Mother and a Guest (Sarangbang sonnimgwa eomeoni) (1961)|
Director : Shin Sang-Okk
Production Company : Shin Films Co., Ltd
Date of Rate : 1961-08-26
Running Time : 103 min.
Opening Theater : Myeong Bo Theater
Genre : Literary Art
Writer : Joo Yo-Seob
Screenplay(Adaptation) : Lim Hee-Jae
Producer : Shin Sang-Okk
Executive Producer : Hwang Nam
Director of PhotoGraphy : Choi Su-Young
Gaffer : Lee Kyu-Chang
Music : Jeong Yun-Ju
Art Director : Kang Seong-Beom
Editor : Yang Seong-Ran
Sound/Recording : Lee Kyeong-Sun
Kim Jin-Kyu, Choi Eun-Hee, Han Eun-Jin, Do Keum-Bong, Jeon Young-Seon
Ok-hui (Jeon Young-seon) lives with her grandmother (Han Eun-jin), her mother (Choi Eun-hee), and the maid (Do Kum-bong). People refer to their house as the "Widow House" because all three adult women who live there are widows. One day, a teacher named Mr. Han (Kim Jin-kyu), who is a friend of Ok-hui's uncle, moves into the house as a lodger. Never having known her late father, six-year-old Ok-hui takes to Mr. Han as if he were her real father. Ok-hui's mother and Mr. Han develop feelings for each other unbeknownst to prying eyes, and Ok-hui shuttles back and forth between them as their messenger of love. Mr. Han sends Ok-hui's mother a letter confessing his love for her, but she rejects him out of concern for her mother-in-law and Ok-hui, and Mr. Han departs for Seoul.
"A film that created the stereotype for the traditional Korean woman"
Adapted from Joo Yo-seob's short story of the same title, Mother and a Guest is a representative example of the Korean literary film. Through Ok-hui's innocent and childlike perspective, the movie portrays the deep, furtive love between a man and a woman with touching lyricism. In adapting Joo Yo-seob's short story for the big screen, director Shin Sang-ok inserted characters and incidents that are absent from the original, yet managed to expand its imagery and sentiment without altering the simple tale. The result is a "feature film that feels like a short story." The movie takes particular care in presenting the love between Ok-hui's mother and Mr. Han obliquely through Ok-hui's gaze, to the extent that there are few if any moments when the two share the same screen or exchange direct conversation. Mother and a Guest does not so much follow a plot as flow on the current of atmospheres and emotions. There are no notable incidents, nor can one trace a clear synopsis. Nonetheless, the film never loses its cinematic suspense or density a fact that testifies to the extraordinary dexterity of director Shin Sang-ok in calibrating emotions. Shin makes effective use of piano music and various props, including flowers, to connote the inner feelings of Ok-hui's mother and Mr. Han. For instance, the former's internal state, churning with a love that cannot be expressed, is conveyed through passionate piano music. If the scene toward the end of the film in which Mr. Han pulls Ok-hui's mother into his arms for the first and last time delivers a powerful impact, this is surely because the emotional pitch has already been elevated through such painstaking devices. The veiled but ardent feelings shared by the main couple are even more effectively communicated through contrast with the uninhibited love between the maid and the egg merchant. Unlike Ok-hui's mother and Mr. Han, who never even exchange a real conversation, the maid and the egg seller indulge copiously in their love and sexual desire. The charming ingenuity of child actor Jeon Young-seon's performance as Ok-hui also became a topic of interest among audiences at the time.

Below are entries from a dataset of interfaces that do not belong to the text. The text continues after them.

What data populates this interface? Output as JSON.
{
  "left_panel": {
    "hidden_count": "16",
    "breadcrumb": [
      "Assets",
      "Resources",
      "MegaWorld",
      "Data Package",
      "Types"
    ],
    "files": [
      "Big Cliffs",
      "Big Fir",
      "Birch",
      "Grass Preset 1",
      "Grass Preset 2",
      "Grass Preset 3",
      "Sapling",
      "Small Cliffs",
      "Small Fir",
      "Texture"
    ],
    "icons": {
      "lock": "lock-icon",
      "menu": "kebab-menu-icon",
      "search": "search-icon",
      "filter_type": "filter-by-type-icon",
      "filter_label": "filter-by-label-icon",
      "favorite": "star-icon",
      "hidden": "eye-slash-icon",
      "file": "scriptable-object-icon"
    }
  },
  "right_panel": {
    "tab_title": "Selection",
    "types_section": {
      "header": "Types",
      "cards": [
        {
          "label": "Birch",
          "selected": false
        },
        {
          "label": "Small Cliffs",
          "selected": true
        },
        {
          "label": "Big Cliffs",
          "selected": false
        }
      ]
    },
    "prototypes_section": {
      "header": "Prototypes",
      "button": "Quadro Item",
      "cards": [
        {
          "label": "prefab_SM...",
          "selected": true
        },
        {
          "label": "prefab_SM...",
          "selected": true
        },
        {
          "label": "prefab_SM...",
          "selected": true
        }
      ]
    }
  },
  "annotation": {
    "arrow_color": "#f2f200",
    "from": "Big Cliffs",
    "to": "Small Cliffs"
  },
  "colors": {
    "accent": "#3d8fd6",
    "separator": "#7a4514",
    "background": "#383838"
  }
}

Director Bio: Shin Sang-ok (1926-2006)
Shin Sang-ok, who was an icon of Korean cinema during the 1960s, is one of the most significant producer-directors in Korean film history. After graduating from Gyeongseong Middle School and Tokyo Art School, he worked under director Choi In-kyu as an assistant director and in 1952, made his directorial debut with The Evil Night (Ag-ya). He became recognized as one of the greatest Korean producer-directors of his era with the stunning success of Seong Chun-hyang (Seong Chun-hyang) (1961) and ran Shin Film Studios, once called "Half the Korean Movie Industry." But his close relationship with the political regime which was the basis for the founding and success of Shin Film Studios began to fade, and with the government's cancellation of his license, he lost Shin Film Studios where he produced his movies and which he valued more than his life. In 1978, he was kidnapped to North Korea along with his wife Choi Eun-hui and produced films such as Salt (Sogeum) there. The two dramatically escaped North Korea in 1986 and after residing in the United States, moved to South Korea where director Shin Sang-ok taught students and prepared to undertake Genghis Khan, which he thought would be the pinnacle of his lifetime of film. But he passed away on April 11th, 2006, without being able to bring his plans to fruition. In all, he directed 75 movies and produced 250 movies.